The paragraphs above relate to the state of the OMC’s finances at year end. A separate question is how the company performed in the last financial year. This can be seen from the income and expenditure account (also known as the profit and loss account) in the financial statements. This will show total OMC income and expenditure for the last year, as well as whether this led to a surplus or deficit. While this is important, one cannot draw any direct conclusion from one year’s outcome, eg the company may have planned for a deficit if it had to undertake a large project.
Towards the back of the accounts there may be a more detailed breakdown of expenditure. If so, that will help you to further understand what happened in the year. This page (normally not audited) should be available from the managing agent if it is not included in the accounts themselves.
These are some key points that will help you to understand the finances of your OMC. Of course, it is worth reading all sections of the financial statements as other sections, such as the reports of the auditor or the directors, also contain useful information. Under the Multi-Unit Developments Act, 2011, the OMC must also provide some specified non-financial information each year, including in relation to fire safety arrangements and the block insurance policy.
If you are having trouble understanding the accounts, a phone call or email to the managing agent will normally resolve any queries. In the case of complex queries, the agent will be able to forward such issues to the auditors for response.

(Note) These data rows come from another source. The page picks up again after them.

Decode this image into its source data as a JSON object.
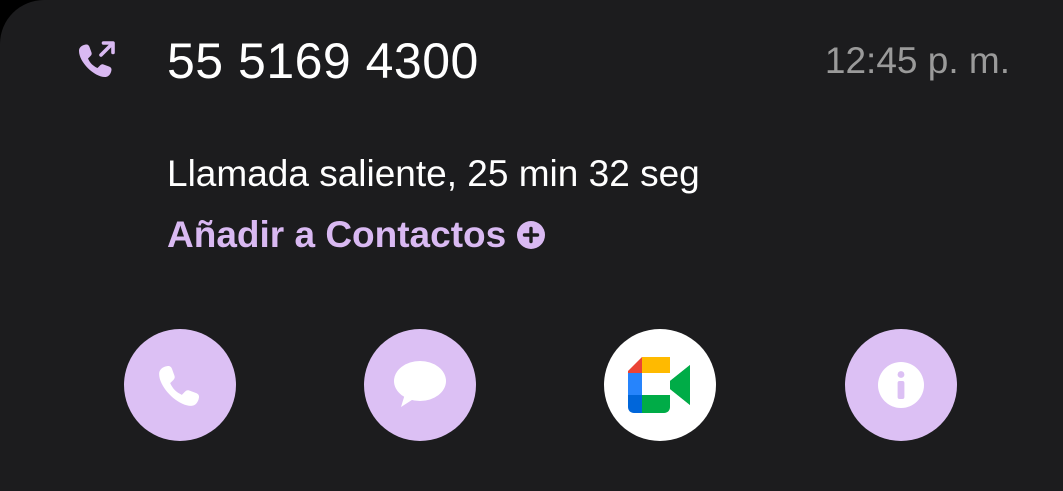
{
  "call": {
    "number": "55 5169 4300",
    "time": "12:45 p. m.",
    "detail": "Llamada saliente, 25 min 32 seg",
    "type_icon": "outgoing-call-icon"
  },
  "add_contact": {
    "label": "Añadir a Contactos",
    "icon": "plus-circle-icon"
  },
  "actions": [
    {
      "name": "call",
      "icon": "phone-icon"
    },
    {
      "name": "message",
      "icon": "chat-bubble-icon"
    },
    {
      "name": "video-call",
      "icon": "google-meet-icon"
    },
    {
      "name": "info",
      "icon": "info-icon"
    }
  ],
  "colors": {
    "background": "#1c1c1e",
    "accent": "#d9b9f2",
    "button_fill": "#dcc0f4",
    "text_primary": "#ffffff",
    "text_secondary": "#9a9a9a"
  }
}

Finbar McDonnell is a chartered property manager and a member of the Society of Chartered Surveyors Ireland, scsi.ie